Rory Deveaux can see dead people, and it’s no picnic in the park. After a run in with a homicidal ghost in the bathroom of her boarding school that almost made her ephemeral, (see Shades of London, bk. 1) Rory is back at Hawthorne and struggling to pick up the pieces of her academic and social life after being Exhibit A in the scandalous Ripper murders. And the worst part is not being able to tell anyone the truth about what really happened.”You cannot tell your therapist you have been stabbed by a ghost. You cannot tell her that you could see the ghost because you developed the ability to see dead people after choking on some beef at dinner. If you say any of that, they put you in a sack and take you to a room walled in bouncy rubber and you will never be allowed to touch scissors again.” But the past won’t leave her alone. When she discovers that the owner of a nearby tavern was brutally murdered under suspicious circumstances, she teams up with her old ghost hunting team: Steven, Boo and Callum to find out if the perpetrator was paranormal. Meanwhile, she’s trying to keep up her grades, maintain a romantic relationship with her crush object Jerome and deal with the fact that since her recent brush with death, she suddenly has the ability to zap ghosts into oblivion. Which makes Rory of great interest to the many different shady organizations around London who would like to harness her power for themselves. My only beef with this second book in the Shades of London series is that there wasn’t enough BLOOD. This time around there is much more about Rory and her relationships, which is great because I quite enjoy Rory’s sarcastic voice, but I did long for more, well, HORROR. However, the book ends on such a gruesome cliffhanger which promises more madness and mayhem to come, that I felt a bit better about the lack of glorious GORE. Intrigued? You should be, these books rock. All your questions will be answered when The Madness Underneath comes to a library, bookstore or e-reader near you February 2013.

Son by Lois Lowry


Most of us can remember the first time we encountered a little book called THE GIVER. Maybe a friend passed it to you between classes, saying “Read this, it’s really good!” Or your librarian gave it to you in middle school when you asked her or him for a “fantasy that wasn’t too long.” Or maybe your teacher assigned you to read it and you thought it was going to be boring, but guess what, it wasn’t and soon it was your favorite book and you were passing it to someone else, saying, “Read this, it’s really good!” However you came across it, the story of a boy named Jonas who lived in an orderly community where there was no pain, but also no love, stuck with you. And even though there have been other books related to the world of THE GIVER, it is only in SON that Lois Lowry completes the journey she set Jonas on so long ago (1993 to be exact!)

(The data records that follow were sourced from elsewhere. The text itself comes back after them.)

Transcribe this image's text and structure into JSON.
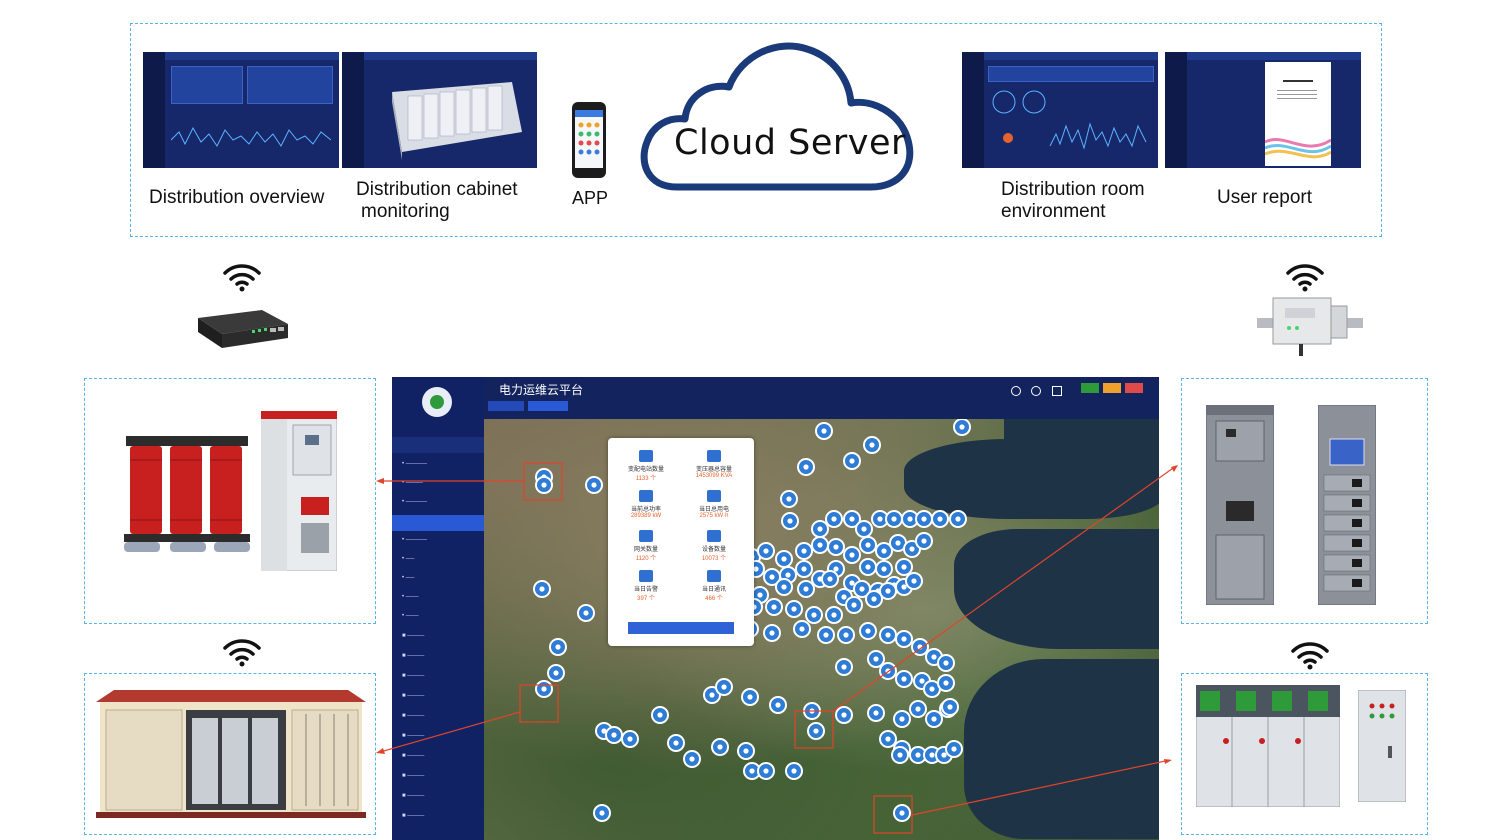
{
  "top_panel": {
    "captions": {
      "distribution_overview": "Distribution overview",
      "cabinet_line1": "Distribution cabinet",
      "cabinet_line2": "monitoring",
      "app": "APP",
      "room_line1": "Distribution room",
      "room_line2": "environment",
      "user_report": "User report"
    },
    "cloud_label": "Cloud Server"
  },
  "platform": {
    "title": "电力运维云平台",
    "stats": [
      {
        "label": "变配电站数量",
        "value": "1133 个"
      },
      {
        "label": "变压器总容量",
        "value": "1453099 KVA"
      },
      {
        "label": "当前总功率",
        "value": "289389 kW"
      },
      {
        "label": "当日总用电",
        "value": "2575  kW·h"
      },
      {
        "label": "网关数量",
        "value": "1120 个"
      },
      {
        "label": "设备数量",
        "value": "10073 个"
      },
      {
        "label": "当日告警",
        "value": "397 个"
      },
      {
        "label": "当日通讯",
        "value": "466 个"
      }
    ],
    "button_label": ""
  },
  "colors": {
    "dashed_border": "#5ab4e5",
    "cloud_stroke": "#1b3a7a",
    "screen_bg": "#0f1b4d",
    "pin": "#2e7cd6",
    "highlight": "#e0442a",
    "transformer_red": "#c8201f"
  },
  "icons": [
    "wifi-icon",
    "gateway-device-icon",
    "cloud-icon",
    "phone-icon",
    "map-pin-icon"
  ]
}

Claire is fourteen when she first gives birth to a “product,” or #36—the 36th child to be born into the Community that year. But when something goes wrong with the Task, Claire is relieved of her duties as Birthmother and moved to the Fish Hatchery. Though she has been assured that the baby is healthy, she can’t stop thinking and worrying about him. Her son. Soon she is creating excuses to visit him in the Nurturing Center and make conversation with his Caregiver, who has a son of his own. Then, without warning, #36 goes missing and Claire must set off on a dangerous quest to recover what was hers. While the first third of the book that focuses on Claire’s growing unhappiness with her lot resonated the most with me, it is nevertheless a deeply satisfying and emotional roller coaster of a read (that often feels like the little brother of this book). SON not only answers any questions you had from the ambiguous ending of THE GIVER, but it also neatly knots together the two companion books in the series– GATHERING BLUE and MESSENGER–into a pretty little bow. And no worries if you happen to stumble upon SON and read it first–it stands just fine on it’s own. But if you want to get the full effect of these powerful dystopian novels, you should probably start with THE GIVER. (I’m pretty sure you’ll like it—after all, everyone says it’s really good!)


Jen Hubert Swan
Librarian, Book Reviewer,
Reading Addict